Page and application data records:
============================================================

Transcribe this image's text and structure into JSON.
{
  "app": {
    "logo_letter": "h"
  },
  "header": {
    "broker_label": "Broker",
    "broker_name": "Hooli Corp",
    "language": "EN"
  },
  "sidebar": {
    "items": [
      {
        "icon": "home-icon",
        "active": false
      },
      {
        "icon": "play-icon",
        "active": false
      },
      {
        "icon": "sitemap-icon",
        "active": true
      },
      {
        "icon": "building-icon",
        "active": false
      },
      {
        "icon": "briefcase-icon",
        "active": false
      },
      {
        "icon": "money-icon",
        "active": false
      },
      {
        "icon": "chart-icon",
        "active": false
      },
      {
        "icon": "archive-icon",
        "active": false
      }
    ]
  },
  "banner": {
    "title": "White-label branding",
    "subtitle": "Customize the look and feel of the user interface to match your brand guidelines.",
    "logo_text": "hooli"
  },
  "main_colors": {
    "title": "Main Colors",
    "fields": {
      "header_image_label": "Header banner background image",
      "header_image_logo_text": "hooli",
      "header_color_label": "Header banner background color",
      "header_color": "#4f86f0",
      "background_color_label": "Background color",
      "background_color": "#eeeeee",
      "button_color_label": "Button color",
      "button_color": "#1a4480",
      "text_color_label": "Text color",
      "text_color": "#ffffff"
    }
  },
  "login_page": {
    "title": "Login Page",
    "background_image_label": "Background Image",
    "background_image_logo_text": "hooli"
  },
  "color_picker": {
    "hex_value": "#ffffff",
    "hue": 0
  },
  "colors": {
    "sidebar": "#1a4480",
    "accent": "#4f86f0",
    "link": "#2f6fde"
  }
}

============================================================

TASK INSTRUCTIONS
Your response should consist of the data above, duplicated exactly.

RESPONSE TO THE TASK
Transcribe this image's text and structure into JSON.
{
  "app": {
    "logo_letter": "h"
  },
  "header": {
    "broker_label": "Broker",
    "broker_name": "Hooli Corp",
    "language": "EN"
  },
  "sidebar": {
    "items": [
      {
        "icon": "home-icon",
        "active": false
      },
      {
        "icon": "play-icon",
        "active": false
      },
      {
        "icon": "sitemap-icon",
        "active": true
      },
      {
        "icon": "building-icon",
        "active": false
      },
      {
        "icon": "briefcase-icon",
        "active": false
      },
      {
        "icon": "money-icon",
        "active": false
      },
      {
        "icon": "chart-icon",
        "active": false
      },
      {
        "icon": "archive-icon",
        "active": false
      }
    ]
  },
  "banner": {
    "title": "White-label branding",
    "subtitle": "Customize the look and feel of the user interface to match your brand guidelines.",
    "logo_text": "hooli"
  },
  "main_colors": {
    "title": "Main Colors",
    "fields": {
      "header_image_label": "Header banner background image",
      "header_image_logo_text": "hooli",
      "header_color_label": "Header banner background color",
      "header_color": "#4f86f0",
      "background_color_label": "Background color",
      "background_color": "#eeeeee",
      "button_color_label": "Button color",
      "button_color": "#1a4480",
      "text_color_label": "Text color",
      "text_color": "#ffffff"
    }
  },
  "login_page": {
    "title": "Login Page",
    "background_image_label": "Background Image",
    "background_image_logo_text": "hooli"
  },
  "color_picker": {
    "hex_value": "#ffffff",
    "hue": 0
  },
  "colors": {
    "sidebar": "#1a4480",
    "accent": "#4f86f0",
    "link": "#2f6fde"
  }
}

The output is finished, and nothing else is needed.